There are *so* many new jewelry techniques and project ideas I want to explore! I love to learn new things and experiment. Mostly that’s a good thing. However, sometimes it just contributes to my scatterbrained disposition. I can feel almost frozen when I sit down at my work table, wondering where to start – too many ideas swirling around at once. I’ve found that these are the times that I really benefit from working in “batches”.
Here is a pic of my latest batch of wire wrapped links. It’s really quite therapeutic to go into a bit of an assembly line mode. While working on a repetitive task, two wonderful things happen. First, I’ve moved past frozen to productive.

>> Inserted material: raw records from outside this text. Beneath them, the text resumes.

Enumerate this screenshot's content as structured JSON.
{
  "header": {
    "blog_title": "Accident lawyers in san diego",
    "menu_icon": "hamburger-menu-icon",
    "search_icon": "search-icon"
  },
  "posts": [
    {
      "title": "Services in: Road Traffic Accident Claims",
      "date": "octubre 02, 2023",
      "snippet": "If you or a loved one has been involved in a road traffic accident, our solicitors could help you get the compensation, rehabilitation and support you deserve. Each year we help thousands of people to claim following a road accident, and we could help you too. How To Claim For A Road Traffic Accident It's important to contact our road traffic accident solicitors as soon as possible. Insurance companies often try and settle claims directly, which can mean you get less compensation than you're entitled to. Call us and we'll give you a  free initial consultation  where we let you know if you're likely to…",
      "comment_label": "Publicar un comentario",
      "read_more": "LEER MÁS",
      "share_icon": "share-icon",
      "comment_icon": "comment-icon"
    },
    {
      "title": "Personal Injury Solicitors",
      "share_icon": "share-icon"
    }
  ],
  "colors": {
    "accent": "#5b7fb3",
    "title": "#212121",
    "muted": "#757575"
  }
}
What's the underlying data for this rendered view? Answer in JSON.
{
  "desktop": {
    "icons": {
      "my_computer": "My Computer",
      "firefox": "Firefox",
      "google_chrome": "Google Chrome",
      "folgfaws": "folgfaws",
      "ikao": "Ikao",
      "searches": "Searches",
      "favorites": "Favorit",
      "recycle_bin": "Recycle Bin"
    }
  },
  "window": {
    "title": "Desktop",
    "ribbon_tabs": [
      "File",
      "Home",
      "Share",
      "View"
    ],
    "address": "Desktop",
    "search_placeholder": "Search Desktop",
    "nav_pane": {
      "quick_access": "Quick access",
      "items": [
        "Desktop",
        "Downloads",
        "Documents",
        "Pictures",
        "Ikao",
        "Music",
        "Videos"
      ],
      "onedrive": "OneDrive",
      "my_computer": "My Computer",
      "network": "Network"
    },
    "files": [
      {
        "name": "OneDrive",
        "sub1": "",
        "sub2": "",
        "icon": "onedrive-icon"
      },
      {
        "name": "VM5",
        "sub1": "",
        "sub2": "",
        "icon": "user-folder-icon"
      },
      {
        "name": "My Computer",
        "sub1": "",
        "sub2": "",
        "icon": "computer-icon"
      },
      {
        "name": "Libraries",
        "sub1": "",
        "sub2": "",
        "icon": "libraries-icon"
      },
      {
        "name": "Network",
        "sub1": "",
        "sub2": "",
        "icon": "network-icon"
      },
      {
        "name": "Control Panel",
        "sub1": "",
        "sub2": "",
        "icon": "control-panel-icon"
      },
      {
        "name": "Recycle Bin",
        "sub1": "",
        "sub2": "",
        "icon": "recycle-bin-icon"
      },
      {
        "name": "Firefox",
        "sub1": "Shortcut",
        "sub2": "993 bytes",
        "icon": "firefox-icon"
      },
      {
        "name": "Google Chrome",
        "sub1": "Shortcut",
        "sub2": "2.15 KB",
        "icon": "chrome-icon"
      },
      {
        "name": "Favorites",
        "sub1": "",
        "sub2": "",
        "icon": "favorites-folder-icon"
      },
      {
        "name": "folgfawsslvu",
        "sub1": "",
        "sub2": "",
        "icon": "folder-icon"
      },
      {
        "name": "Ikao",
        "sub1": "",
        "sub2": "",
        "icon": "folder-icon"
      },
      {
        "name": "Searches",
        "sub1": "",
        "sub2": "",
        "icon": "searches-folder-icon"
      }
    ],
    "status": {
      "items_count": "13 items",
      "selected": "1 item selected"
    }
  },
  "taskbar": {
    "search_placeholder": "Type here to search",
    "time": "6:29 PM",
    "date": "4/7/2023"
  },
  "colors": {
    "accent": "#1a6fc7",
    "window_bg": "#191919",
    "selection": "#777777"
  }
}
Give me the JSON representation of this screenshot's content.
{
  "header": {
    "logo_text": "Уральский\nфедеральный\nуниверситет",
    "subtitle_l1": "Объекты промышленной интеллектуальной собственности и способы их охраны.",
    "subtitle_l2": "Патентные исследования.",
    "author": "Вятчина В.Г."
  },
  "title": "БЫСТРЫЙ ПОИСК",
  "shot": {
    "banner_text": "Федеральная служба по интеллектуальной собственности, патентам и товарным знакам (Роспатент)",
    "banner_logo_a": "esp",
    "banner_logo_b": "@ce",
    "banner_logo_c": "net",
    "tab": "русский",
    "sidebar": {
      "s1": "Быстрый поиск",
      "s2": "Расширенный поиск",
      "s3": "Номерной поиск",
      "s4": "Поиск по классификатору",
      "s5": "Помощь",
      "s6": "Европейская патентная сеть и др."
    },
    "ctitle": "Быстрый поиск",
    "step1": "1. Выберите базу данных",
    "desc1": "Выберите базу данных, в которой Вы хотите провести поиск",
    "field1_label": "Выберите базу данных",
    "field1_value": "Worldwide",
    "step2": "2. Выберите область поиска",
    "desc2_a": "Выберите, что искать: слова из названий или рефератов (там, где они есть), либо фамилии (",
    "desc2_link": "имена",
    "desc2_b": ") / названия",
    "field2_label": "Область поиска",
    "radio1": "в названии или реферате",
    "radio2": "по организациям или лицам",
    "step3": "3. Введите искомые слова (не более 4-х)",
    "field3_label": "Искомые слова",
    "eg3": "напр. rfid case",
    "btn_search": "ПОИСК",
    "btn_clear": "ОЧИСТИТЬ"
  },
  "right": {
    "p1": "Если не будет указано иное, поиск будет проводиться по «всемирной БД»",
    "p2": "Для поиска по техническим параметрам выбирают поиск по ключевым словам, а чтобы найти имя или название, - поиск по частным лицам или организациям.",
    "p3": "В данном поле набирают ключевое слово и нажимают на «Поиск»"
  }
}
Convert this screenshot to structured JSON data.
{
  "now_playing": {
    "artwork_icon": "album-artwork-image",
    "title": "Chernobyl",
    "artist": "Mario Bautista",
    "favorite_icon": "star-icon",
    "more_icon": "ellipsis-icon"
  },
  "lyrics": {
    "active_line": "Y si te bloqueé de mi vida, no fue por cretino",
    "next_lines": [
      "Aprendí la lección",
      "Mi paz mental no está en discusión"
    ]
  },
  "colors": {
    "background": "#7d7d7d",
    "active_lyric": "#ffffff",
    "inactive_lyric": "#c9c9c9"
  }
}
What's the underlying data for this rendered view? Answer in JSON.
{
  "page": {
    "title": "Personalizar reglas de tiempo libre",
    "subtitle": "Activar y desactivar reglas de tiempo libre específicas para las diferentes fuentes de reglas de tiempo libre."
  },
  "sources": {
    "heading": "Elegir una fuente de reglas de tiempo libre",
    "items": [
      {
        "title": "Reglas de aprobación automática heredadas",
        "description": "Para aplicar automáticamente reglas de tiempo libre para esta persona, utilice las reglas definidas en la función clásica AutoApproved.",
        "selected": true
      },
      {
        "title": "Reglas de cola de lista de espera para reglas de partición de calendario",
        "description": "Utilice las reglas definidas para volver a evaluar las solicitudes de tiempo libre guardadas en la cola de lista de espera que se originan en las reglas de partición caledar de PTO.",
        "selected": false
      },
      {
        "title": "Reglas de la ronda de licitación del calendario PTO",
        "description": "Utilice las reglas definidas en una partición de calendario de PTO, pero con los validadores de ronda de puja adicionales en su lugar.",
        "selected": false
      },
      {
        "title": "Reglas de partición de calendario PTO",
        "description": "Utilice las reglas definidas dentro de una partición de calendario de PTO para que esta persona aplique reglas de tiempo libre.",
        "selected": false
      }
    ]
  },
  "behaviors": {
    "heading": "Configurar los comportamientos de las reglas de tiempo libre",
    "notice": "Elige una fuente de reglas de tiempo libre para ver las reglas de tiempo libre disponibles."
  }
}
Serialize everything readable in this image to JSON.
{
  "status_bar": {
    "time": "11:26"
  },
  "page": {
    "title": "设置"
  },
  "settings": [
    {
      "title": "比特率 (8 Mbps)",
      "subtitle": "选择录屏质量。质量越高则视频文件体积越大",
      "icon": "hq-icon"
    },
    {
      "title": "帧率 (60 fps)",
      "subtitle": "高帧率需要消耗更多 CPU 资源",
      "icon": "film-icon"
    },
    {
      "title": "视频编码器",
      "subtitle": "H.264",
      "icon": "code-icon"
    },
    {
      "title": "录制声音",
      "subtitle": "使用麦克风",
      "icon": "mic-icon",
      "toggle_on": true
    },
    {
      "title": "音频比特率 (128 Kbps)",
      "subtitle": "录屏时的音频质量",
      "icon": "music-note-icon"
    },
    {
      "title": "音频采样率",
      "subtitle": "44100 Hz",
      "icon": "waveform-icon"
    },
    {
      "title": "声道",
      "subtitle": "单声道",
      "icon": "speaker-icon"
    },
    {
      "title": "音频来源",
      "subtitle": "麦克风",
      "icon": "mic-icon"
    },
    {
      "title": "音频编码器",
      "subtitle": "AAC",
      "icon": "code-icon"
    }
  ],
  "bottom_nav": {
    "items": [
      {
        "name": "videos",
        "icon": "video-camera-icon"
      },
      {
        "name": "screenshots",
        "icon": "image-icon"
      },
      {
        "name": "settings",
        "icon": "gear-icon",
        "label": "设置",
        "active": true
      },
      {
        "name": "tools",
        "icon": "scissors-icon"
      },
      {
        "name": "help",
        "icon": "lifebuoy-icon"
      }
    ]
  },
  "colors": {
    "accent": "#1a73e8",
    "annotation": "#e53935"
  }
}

Conquering that little speed bump protects me from falling victim of an artistic slump – not a fun place to visit. Second, in just getting my hands moving my muse becomes more focused. Instead of fifty things I want to do, I’m able to decide what I want to make *next*. For some reason I still haven’t figured out how to do a million things at once, so this is a big help!
By the time I finished making these links, most have already been assigned to a design in my head. The ones that are left will go with my other finished findings and be happy discoveries next time I want to play with impromptu designs. 😉
Thank goodness for the wonderful online community of jewelry artists! I stumbled upon an amazing video today in my email. (Yes, in my own inbox – don’t even get me started on how scary it is in there, yet another to-do item.) Anyway, I’m *so* glad that I had subscribed to Laura Hagan’s blog posts. She shared a moment of discouragement and self doubt that really struck home for me today – and even better, she spoke about getting past it.
She makes beautiful pieces, so it was amazing to me to hear her speak on self doubt – and it really gave me a boost to know I’m not alone in these types of feelings. It can be a bit scary when you decide to follow your dream, it’s a lot easier to just talk about it. I’m glad there are other regular down to earth people willing to share their journey. Thanks Laura!
Here’s a link to her post – very empowering! Art Show Psych Out